By Robert Frank
What has changed in the energy sector? Plenty, according to Helima Croft.
“After they Saudis fired their oil minister Ali Al-Naimi in 2016, they switched from seeking market share to trying to put a floor on prices through active market management,” said RBC Capital Markets’ managing director and chief commodities strategist.
The problem, for now at least, is that whenever crude prices rise to $50 a barrel, American domestic production ramps up.
“Even if the company’s cash flow is negative, at $50, it will still hedge its production,” she said. “That puts a ceiling in prices. The Saudis want oil priced at $60, but having witnessed it sink to $27, they are will to take $50.”
Eventually, this dynamic will run its course, because the shale oil boom stunted long-term investment in conventional extraction.
“We’re still seeing the product of previous investments,” Croft said. “Khazakhstan production is coming online, plus we’re seeing more production from Brazil—but several years out, we’re not going to have additional conventional production. Once shale alone is insufficient to balance the market, we’ll see the prices tighten.”
Nearer term OPEC’s meeting in Vienna, Nov. 30, will prove decisive. If the cartel continues to hold together and extends its supply management agreement from March to June or opts for even deeper cuts, the repercussions will be profound for Canadian producers.
RBC Capital Markets’ managing director and chief commodities strategist Helima Croft
Russia reinforces role
Russia has also engaged in a hitherto-unheard of leadership role, she suggested, having witnessed Russia’s oil minister standing shoulder to shoulder with his Saudi counterpart to announce OPEC’s sea change in policy.
“It went from saying ‘under no circumstances will we cooperate’, to where the Russians effectively co-preside OPEC,” Croft observed.
Another significant wild card is Venezuela. With shrinking GDP, triple-digit inflation, scarce essential goods and a possible famine waiting in the wings, South America’s biggest oil-producer faces imminent economic collapse.
“What does this do to oil production?” she asked. “Petróleos de Venezuela (PDVSA) has about $3.5 billion in sovereign debt coming due now. It doesn’t have the cash to pay that debt. Could PDVSA default? Russia has bailed it out before. I’m inclined to expect that Russia will do so again—but the markets have priced-in default.”
Venezuela also faces the prospect of tighter American sanctions that would further impair its ability to export oil.
“If fewer Venezuelan barrels end up entering the United States,” Croft said, “the net beneficiary will be Canadian heavy.”
American foreign policy toward Iran is another wild card. Non-certification that Iran is compliant with the nuclear deal signed during the Obama administration would means that Congress will have to decide whether it wants to re-impose sanctions. Extraterritorial sanctions would make Iran less attractive to investors and have a noticeable impact on its ability to sell oil and potentially cap its production gains.

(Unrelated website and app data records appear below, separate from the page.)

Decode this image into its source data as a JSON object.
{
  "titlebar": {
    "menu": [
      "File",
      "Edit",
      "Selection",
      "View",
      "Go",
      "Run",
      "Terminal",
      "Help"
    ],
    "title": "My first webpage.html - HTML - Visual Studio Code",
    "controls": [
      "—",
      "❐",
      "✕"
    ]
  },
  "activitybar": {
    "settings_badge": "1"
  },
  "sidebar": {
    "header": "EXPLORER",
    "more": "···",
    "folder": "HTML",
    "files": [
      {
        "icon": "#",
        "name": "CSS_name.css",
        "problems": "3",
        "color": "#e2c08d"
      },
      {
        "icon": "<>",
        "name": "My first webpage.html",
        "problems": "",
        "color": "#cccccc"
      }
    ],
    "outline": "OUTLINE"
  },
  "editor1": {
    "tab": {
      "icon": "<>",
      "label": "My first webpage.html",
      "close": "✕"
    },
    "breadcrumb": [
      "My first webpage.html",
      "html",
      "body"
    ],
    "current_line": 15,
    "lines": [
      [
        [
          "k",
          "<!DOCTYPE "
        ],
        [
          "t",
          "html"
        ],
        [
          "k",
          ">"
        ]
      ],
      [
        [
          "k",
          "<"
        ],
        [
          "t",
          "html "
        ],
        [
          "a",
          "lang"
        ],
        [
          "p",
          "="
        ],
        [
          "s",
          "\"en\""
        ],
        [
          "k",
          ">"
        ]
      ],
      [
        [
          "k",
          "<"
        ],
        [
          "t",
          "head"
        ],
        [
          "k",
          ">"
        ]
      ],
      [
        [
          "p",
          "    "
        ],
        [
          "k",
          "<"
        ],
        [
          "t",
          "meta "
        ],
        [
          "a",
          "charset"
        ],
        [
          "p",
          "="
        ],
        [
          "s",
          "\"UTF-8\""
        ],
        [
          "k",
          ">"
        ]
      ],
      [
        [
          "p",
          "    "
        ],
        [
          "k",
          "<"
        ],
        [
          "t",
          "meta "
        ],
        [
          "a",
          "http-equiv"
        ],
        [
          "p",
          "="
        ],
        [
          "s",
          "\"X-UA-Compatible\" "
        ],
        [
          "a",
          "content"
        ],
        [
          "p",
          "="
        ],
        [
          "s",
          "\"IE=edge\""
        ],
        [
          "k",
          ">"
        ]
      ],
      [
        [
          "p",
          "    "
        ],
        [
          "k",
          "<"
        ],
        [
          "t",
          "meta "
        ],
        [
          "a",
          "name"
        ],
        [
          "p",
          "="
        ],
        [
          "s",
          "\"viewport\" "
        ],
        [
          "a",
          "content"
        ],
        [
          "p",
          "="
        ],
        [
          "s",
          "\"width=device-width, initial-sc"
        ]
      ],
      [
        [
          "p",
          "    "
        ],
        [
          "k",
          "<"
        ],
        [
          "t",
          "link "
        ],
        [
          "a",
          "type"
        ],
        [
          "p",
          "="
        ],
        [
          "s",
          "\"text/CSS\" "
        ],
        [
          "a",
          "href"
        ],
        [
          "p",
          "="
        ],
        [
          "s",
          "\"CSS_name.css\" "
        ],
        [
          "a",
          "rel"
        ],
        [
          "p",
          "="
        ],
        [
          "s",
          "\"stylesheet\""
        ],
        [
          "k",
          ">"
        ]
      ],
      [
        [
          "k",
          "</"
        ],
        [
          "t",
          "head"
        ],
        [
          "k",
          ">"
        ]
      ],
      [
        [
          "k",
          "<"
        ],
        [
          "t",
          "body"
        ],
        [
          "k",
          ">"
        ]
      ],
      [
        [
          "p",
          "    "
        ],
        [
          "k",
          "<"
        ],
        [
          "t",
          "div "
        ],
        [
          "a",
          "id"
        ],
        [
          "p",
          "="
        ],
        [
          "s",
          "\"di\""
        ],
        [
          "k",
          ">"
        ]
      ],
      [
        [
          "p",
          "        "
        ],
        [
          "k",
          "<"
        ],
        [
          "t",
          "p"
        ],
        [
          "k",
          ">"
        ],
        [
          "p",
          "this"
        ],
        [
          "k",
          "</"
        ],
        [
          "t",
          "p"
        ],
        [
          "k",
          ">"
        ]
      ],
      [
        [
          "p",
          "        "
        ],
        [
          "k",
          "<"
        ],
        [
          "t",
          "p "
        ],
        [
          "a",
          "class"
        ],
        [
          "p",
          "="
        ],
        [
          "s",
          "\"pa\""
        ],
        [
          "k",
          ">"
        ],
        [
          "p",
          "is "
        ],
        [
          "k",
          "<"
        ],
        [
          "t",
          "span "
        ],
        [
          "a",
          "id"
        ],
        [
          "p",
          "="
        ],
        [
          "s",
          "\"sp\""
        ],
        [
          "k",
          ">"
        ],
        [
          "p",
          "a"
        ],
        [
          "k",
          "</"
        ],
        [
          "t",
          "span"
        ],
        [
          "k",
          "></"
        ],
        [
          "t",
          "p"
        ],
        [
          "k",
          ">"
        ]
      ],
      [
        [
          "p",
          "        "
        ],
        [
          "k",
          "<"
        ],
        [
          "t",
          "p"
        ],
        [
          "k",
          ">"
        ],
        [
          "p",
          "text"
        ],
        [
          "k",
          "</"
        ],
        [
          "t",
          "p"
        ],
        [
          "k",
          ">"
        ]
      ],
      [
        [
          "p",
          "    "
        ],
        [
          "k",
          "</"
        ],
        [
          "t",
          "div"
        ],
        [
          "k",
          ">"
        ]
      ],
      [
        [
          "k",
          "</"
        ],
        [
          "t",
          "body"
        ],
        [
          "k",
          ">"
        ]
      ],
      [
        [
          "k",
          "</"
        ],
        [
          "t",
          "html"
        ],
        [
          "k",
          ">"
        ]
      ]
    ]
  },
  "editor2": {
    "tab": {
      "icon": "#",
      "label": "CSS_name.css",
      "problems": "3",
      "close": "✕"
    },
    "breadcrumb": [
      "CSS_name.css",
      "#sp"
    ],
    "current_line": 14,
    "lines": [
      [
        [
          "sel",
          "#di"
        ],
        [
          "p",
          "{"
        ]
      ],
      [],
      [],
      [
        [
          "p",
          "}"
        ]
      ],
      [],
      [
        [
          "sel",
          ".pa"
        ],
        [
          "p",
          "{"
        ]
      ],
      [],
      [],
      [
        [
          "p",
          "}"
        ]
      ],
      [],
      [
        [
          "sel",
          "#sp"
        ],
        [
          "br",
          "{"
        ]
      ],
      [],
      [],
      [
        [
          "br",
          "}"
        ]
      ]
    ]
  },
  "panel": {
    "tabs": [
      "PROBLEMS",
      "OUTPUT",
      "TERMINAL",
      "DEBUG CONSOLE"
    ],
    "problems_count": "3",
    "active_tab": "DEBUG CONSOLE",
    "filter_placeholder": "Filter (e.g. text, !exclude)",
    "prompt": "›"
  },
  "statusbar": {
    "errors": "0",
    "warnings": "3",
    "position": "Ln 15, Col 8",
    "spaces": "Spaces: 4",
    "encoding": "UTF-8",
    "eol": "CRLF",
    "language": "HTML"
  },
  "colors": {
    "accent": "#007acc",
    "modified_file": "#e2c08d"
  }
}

This report first appeared in the Fall 2017 edition of Canadian Real Estate